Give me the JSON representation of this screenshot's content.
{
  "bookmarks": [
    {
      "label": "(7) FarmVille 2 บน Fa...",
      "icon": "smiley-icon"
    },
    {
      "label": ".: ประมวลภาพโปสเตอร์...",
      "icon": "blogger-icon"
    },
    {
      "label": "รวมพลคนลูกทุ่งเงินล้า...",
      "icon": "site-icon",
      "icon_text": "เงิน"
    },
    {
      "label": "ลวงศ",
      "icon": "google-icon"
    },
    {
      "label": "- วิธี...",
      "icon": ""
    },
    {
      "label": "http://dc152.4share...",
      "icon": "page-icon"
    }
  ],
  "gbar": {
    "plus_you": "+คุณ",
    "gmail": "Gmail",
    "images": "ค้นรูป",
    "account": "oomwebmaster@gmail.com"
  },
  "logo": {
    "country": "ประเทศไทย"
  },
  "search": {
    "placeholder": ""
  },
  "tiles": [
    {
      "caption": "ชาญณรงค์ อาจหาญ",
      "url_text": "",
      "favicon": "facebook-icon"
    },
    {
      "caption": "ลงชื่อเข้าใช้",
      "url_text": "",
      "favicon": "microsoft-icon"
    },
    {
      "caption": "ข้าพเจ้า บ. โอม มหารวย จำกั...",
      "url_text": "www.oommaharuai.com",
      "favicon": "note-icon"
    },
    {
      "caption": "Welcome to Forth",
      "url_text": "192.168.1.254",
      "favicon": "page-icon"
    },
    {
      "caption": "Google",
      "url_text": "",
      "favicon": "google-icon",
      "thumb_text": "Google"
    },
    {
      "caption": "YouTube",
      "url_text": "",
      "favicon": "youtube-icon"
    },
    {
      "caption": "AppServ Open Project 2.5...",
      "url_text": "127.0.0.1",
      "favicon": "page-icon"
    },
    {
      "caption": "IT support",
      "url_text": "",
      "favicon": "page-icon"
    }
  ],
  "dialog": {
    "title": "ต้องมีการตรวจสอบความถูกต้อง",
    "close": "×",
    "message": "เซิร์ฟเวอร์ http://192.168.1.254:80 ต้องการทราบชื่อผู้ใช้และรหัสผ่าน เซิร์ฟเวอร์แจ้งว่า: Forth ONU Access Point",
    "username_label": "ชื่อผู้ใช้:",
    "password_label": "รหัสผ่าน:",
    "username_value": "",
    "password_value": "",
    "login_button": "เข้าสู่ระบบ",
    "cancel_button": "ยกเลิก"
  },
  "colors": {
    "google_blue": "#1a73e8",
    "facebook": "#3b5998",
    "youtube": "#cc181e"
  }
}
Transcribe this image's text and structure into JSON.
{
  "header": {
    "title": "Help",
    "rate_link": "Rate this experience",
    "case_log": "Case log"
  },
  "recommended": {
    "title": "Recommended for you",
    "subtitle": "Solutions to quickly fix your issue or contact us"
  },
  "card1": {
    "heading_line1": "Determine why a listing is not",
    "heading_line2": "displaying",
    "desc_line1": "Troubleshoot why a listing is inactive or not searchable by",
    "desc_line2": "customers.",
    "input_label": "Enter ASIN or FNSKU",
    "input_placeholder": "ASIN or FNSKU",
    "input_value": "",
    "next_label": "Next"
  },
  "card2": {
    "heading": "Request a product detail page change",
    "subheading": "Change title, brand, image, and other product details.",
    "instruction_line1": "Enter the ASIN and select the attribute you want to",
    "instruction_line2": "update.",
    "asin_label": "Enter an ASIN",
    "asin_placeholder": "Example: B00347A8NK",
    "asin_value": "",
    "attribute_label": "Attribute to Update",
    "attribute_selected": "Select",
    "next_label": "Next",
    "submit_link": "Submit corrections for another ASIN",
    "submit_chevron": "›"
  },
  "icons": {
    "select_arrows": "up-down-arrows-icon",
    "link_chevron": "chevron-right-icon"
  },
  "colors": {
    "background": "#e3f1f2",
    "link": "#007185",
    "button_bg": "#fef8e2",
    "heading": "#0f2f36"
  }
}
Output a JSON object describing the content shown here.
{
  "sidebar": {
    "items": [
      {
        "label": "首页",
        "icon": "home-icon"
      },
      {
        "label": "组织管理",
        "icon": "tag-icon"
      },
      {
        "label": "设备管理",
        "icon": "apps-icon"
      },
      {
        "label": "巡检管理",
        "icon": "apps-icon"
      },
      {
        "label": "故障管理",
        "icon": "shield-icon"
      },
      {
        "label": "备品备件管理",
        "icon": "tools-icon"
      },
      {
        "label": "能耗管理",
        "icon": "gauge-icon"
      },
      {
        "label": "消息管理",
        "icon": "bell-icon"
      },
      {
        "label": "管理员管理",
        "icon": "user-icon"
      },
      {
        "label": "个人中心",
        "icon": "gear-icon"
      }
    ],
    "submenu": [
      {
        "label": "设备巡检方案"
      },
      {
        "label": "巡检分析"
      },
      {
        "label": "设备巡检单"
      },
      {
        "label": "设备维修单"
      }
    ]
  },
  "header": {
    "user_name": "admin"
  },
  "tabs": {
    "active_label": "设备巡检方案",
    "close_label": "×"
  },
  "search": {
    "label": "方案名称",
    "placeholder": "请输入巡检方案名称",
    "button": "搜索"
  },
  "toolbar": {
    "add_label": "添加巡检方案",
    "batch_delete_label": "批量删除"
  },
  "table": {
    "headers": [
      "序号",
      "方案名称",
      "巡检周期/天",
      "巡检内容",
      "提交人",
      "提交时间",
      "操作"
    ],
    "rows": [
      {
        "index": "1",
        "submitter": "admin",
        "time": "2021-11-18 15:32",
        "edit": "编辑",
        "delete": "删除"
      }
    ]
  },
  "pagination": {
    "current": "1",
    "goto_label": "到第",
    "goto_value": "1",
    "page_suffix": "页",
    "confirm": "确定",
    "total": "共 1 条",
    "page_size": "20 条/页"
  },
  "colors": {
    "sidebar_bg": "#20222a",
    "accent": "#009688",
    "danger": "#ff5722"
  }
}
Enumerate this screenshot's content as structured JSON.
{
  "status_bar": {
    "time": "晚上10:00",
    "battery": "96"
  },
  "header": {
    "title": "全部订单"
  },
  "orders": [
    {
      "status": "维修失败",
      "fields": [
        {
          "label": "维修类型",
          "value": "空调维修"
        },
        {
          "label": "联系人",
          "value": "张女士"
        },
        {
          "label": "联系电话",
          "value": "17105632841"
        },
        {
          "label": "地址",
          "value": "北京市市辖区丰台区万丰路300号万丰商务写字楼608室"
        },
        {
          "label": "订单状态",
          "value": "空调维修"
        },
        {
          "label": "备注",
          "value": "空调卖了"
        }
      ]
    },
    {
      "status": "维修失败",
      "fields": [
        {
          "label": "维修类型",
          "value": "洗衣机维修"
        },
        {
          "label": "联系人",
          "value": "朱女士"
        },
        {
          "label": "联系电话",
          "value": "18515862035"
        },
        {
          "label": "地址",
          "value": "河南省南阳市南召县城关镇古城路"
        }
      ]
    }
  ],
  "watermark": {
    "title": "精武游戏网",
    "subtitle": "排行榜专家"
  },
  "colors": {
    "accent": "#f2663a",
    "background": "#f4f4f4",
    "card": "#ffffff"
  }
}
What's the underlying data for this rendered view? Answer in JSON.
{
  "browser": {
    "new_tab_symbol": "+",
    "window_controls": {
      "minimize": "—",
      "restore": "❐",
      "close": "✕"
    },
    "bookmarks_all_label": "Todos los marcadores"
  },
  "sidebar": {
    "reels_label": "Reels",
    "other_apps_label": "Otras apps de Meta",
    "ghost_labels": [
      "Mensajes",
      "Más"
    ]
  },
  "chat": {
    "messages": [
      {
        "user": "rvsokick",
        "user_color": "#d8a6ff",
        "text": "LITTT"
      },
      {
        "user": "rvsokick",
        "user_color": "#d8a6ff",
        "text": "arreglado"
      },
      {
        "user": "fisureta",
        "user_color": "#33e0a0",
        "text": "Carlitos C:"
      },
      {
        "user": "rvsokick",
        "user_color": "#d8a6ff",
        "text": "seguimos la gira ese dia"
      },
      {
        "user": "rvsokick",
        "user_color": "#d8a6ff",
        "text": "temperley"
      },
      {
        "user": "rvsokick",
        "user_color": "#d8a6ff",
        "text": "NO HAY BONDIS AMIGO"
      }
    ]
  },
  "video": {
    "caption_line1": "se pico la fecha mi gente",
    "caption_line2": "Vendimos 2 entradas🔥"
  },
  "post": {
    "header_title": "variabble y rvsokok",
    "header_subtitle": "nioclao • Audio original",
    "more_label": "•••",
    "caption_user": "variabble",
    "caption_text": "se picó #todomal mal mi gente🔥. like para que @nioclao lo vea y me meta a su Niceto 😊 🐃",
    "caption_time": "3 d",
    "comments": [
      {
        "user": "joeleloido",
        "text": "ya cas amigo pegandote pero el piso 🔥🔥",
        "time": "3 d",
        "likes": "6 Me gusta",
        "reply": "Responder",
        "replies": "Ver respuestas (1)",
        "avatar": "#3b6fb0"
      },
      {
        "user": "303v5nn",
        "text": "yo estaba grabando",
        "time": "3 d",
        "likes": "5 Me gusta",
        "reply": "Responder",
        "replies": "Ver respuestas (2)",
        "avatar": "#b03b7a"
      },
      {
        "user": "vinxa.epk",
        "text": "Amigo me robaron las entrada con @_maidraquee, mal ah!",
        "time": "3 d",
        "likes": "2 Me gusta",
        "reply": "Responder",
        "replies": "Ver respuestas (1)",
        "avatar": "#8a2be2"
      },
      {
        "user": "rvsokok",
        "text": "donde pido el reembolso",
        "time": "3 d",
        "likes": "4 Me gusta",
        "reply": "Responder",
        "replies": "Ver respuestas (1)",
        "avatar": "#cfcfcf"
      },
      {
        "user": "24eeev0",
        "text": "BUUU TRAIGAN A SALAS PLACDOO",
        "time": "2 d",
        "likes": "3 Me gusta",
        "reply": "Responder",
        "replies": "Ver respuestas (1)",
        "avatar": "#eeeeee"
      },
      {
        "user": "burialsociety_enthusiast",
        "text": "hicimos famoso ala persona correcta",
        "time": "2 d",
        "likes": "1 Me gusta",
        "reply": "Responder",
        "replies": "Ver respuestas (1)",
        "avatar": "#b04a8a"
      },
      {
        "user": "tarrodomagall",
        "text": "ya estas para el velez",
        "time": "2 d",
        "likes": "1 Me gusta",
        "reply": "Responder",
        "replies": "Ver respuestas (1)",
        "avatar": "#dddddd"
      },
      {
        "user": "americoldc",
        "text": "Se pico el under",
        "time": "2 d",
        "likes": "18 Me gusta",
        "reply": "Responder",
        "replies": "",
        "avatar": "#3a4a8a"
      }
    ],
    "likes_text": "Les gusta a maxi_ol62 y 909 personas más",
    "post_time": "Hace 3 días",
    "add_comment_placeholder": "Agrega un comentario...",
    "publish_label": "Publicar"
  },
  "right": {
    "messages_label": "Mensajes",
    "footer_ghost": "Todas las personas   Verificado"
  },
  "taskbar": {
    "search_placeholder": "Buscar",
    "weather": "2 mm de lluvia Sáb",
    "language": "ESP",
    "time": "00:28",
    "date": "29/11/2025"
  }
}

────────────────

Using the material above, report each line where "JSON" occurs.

▶ [Expected answer]:
Give me the JSON representation of this screenshot's content.
Transcribe this image's text and structure into JSON.
Output a JSON object describing the content shown here.
Enumerate this screenshot's content as structured JSON.
What's the underlying data for this rendered view? Answer in JSON.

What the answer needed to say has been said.